The SECTOR experience – The perfect day (VIDEO)
Everything you need to know about the SECTOR:
- Low aspect ratio – high level of really usable performance
- Short brake travel – moderate brake pressure
- Balanced thermalling characteristics with exceptionally good climb rate
- Stable on bar – flat polar
- Lightweight construction – small packing volume, little weight, improved take off characteristics
The brakes are components relevant to certification - modification can affect the flying characteristics and extreme flight behaviour. Because of this, we strongly advise against any modification of the brake system. It is important that the brake has sufficient travel before it engages. This is also important so that the wing does not brake automatically when the speed bar is used. Furthermore a brake that engages too early affects performance and influences the recovery during incidents, for example during a collapse or when the canopy goes parachutal.
Performance data depends heavily on the drag created by the pilot and this is linked to their seating position and harness type. An aerodynamic harness or seating position can make the difference of one glide ratio point. We at NOVA never determine absolute performance data, instead we make comparisons with reference gliders. For this reason we do not publish performance data.
How a pilot holds the brakes is a matter of personal preference - but it does have a marked influence on the handling and flying characteristics of the wing. We recommend a half-wrap. You hold the brake handle in your palm and twist it half way around your hand so that the brake line lies between your thumb and forefinger.

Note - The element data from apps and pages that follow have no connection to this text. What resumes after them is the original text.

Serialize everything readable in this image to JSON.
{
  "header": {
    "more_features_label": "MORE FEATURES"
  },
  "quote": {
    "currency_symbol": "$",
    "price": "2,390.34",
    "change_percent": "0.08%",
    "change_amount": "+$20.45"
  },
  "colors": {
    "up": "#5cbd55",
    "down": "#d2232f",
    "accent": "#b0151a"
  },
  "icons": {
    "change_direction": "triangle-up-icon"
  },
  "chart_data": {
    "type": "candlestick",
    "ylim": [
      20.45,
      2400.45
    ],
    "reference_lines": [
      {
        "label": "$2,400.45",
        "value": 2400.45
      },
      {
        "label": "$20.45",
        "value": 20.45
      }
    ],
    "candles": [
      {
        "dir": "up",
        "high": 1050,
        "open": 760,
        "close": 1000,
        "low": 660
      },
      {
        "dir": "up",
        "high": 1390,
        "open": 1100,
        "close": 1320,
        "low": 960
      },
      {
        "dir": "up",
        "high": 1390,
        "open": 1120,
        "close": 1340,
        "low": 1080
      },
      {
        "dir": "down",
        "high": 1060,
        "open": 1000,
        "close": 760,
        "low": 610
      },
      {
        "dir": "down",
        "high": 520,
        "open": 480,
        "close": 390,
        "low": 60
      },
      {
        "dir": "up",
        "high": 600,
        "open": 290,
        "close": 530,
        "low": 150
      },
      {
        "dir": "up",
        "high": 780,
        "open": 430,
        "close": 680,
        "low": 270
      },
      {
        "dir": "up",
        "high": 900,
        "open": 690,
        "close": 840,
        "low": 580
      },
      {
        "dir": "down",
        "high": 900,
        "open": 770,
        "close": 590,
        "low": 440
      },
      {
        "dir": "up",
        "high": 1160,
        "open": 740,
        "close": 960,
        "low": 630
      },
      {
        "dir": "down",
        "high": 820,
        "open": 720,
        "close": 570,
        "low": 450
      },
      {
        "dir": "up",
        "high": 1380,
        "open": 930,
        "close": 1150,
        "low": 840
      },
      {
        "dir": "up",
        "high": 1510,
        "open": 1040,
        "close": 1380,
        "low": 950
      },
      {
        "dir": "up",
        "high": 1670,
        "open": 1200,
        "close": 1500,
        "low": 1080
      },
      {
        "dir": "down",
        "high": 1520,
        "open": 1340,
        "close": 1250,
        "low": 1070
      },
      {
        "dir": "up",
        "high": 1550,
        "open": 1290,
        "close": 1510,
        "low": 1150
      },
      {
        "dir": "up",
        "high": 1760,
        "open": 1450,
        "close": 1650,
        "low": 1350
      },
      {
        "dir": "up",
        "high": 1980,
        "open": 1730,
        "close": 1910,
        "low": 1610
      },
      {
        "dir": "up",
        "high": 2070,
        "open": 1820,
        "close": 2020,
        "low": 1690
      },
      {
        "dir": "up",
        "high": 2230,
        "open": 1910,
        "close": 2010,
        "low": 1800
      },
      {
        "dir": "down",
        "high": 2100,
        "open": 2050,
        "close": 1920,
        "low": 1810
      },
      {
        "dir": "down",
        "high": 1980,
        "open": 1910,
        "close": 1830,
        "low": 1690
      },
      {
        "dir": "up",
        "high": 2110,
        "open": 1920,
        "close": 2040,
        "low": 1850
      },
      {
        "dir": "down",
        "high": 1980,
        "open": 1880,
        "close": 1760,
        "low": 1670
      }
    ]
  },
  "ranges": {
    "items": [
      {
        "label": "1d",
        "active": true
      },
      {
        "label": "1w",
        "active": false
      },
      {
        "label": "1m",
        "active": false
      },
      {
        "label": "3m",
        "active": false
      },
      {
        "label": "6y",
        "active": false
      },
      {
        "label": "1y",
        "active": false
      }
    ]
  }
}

This shortens the brake travel by approximately 20 centimetres and this has a positive effect on feedback - firstly you directly feel the travel of the brake line and secondly, with the arms positioned higher, it is easier to feel the wing. Due to poor ergonomics, we recommend against not taking this wrap. The exception is of course when gliding or during other phases of the flight when steering with the brake is not necessary. Please note: when changing from not having a wrap to taking the wrap, the shortened brake travel must be taken into consideration.
Simplicity is our motto. Our wings can be packed using a concertina bag, but it is not essential. In principle, all our wings can just be stuffed in a packsack. When the wing is folded it is recommended not to bend the rods unnecessarily. This is particularly true if the wing is to be stored for longer periods. Furthermore, we recommend careful handling of your wing.
Sail cloth, lines and all other components are subjected to rigorous testing before they are used in serial production. We not only test the sail cloth for durability (high porosity or reduced tear resistance through UV damage or wear) but also for mechanical robustness, for example stretching. For quality control purposes we regularly take samples during serial production.
During the initial flights the lines are first subjected to load. This load induces a small degree of stretching and shrinking. These are not associated with the line manufacturers or the quality of workmanship - in the factory all NOVA paragliders are trimmed and pre-stretched to within a very low tolerance. To adjust this stretching or shrinking, we recommend that the wing is taken for NTT (Nova Trim Tuning) after ten to twenty flights - after one year at the very latest. Generally, the line lengths remain constant after the first ten to twenty hours. To use make full use of the NTT, Nova encourages all pilots to have their wing checked after ten to twenty flying hours.
Dry, not packed too tightly and if possible in a space without wide temperature variations - these are the conditions that make our paragliders feel well. You should never store a wing when it is moist. You should also avoid excessive heat, like you would have, for example, in the car. Never remove dirt using chemical detergents and/or brushes.